Interrogation Debate Divides Psychologists
Should they be present for questioning? 'Soul' of profession at stake
By Matt Cantor,  Newser User
Posted Aug 16, 2008 8:30 AM CDT
A woman listens to speakers at a San Francisco rally protesting the American Psychological Association participating in military interrogations at Guantanamo Bay.   (AP Photo/Jeff Chiu)
camera-icon View 2 more images

(Newser) – The use of psychologists to aid government interrogations at places such as Guantanamo Bay has triggered an acrimonious ethical debate as the American Psychological Association considers banning the practice altogether, the New York Times reports. Some say psychologists are used to “break” detainees—in some cases illegally—while others argue that psychologists must be present during questioning to ensure the safety of both the detainee and the interrogator.

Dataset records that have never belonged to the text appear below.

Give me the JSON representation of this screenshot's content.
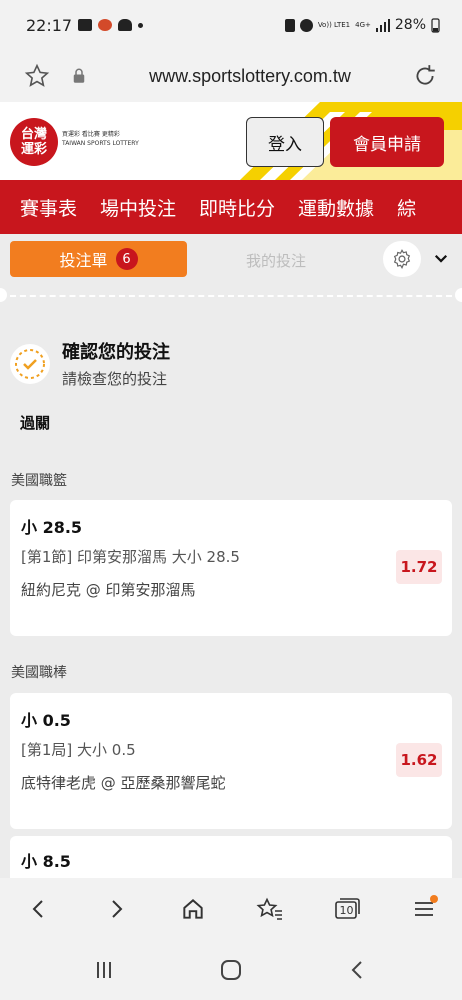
{
  "status_bar": {
    "time": "22:17",
    "battery": "28%",
    "volte_label": "Vo)) LTE1",
    "net_label": "4G+"
  },
  "browser": {
    "url": "www.sportslottery.com.tw",
    "tabs_count": "10"
  },
  "site": {
    "logo_line1": "台灣",
    "logo_line2": "運彩",
    "logo_slogan": "買運彩 看比賽 更精彩",
    "logo_en": "TAIWAN SPORTS LOTTERY",
    "login_label": "登入",
    "register_label": "會員申請"
  },
  "nav": [
    "賽事表",
    "場中投注",
    "即時比分",
    "運動數據",
    "綜"
  ],
  "bet_slip": {
    "tab_active": "投注單",
    "count": "6",
    "tab_inactive": "我的投注"
  },
  "confirm": {
    "title": "確認您的投注",
    "subtitle": "請檢查您的投注"
  },
  "parlay_label": "過關",
  "bets": [
    {
      "league": "美國職籃",
      "selection": "小 28.5",
      "market": "[第1節] 印第安那溜馬 大小 28.5",
      "match": "紐約尼克 @ 印第安那溜馬",
      "odds": "1.72"
    },
    {
      "league": "美國職棒",
      "selection": "小 0.5",
      "market": "[第1局] 大小 0.5",
      "match": "底特律老虎 @ 亞歷桑那響尾蛇",
      "odds": "1.62"
    }
  ],
  "peek_selection": "小 8.5",
  "colors": {
    "brand_red": "#c8161d",
    "accent_orange": "#f27d1f",
    "stripe_yellow": "#f5d000"
  }
}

“It’s really a fight for the soul of the profession,” said one psychologist who wants to ban the practice. Others disagree. “There’s no doubt that the psychologist’s presence can be abused,” said another. “But if there’s no presence at all, then there’s no accountability.” Adds another: “You don’t shut down the whole operation because certain individuals behaved unethically.”